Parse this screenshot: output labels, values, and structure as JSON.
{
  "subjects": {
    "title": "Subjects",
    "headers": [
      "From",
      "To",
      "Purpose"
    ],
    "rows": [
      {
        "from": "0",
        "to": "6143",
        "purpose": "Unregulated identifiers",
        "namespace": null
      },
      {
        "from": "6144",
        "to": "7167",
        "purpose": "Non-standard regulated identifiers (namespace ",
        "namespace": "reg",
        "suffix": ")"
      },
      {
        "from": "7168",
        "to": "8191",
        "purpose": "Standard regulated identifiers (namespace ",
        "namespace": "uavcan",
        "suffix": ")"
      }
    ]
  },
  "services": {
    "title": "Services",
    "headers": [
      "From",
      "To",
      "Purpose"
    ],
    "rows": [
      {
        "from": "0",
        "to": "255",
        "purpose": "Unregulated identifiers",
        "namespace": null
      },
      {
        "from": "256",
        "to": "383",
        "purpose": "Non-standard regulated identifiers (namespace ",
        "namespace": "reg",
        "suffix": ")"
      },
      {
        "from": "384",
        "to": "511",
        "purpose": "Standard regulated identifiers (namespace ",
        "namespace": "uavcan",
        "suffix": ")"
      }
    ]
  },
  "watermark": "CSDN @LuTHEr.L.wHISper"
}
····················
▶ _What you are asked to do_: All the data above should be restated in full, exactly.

▶ _Response to this exercise_:
Parse this screenshot: output labels, values, and structure as JSON.
{
  "subjects": {
    "title": "Subjects",
    "headers": [
      "From",
      "To",
      "Purpose"
    ],
    "rows": [
      {
        "from": "0",
        "to": "6143",
        "purpose": "Unregulated identifiers",
        "namespace": null
      },
      {
        "from": "6144",
        "to": "7167",
        "purpose": "Non-standard regulated identifiers (namespace ",
        "namespace": "reg",
        "suffix": ")"
      },
      {
        "from": "7168",
        "to": "8191",
        "purpose": "Standard regulated identifiers (namespace ",
        "namespace": "uavcan",
        "suffix": ")"
      }
    ]
  },
  "services": {
    "title": "Services",
    "headers": [
      "From",
      "To",
      "Purpose"
    ],
    "rows": [
      {
        "from": "0",
        "to": "255",
        "purpose": "Unregulated identifiers",
        "namespace": null
      },
      {
        "from": "256",
        "to": "383",
        "purpose": "Non-standard regulated identifiers (namespace ",
        "namespace": "reg",
        "suffix": ")"
      },
      {
        "from": "384",
        "to": "511",
        "purpose": "Standard regulated identifiers (namespace ",
        "namespace": "uavcan",
        "suffix": ")"
      }
    ]
  },
  "watermark": "CSDN @LuTHEr.L.wHISper"
}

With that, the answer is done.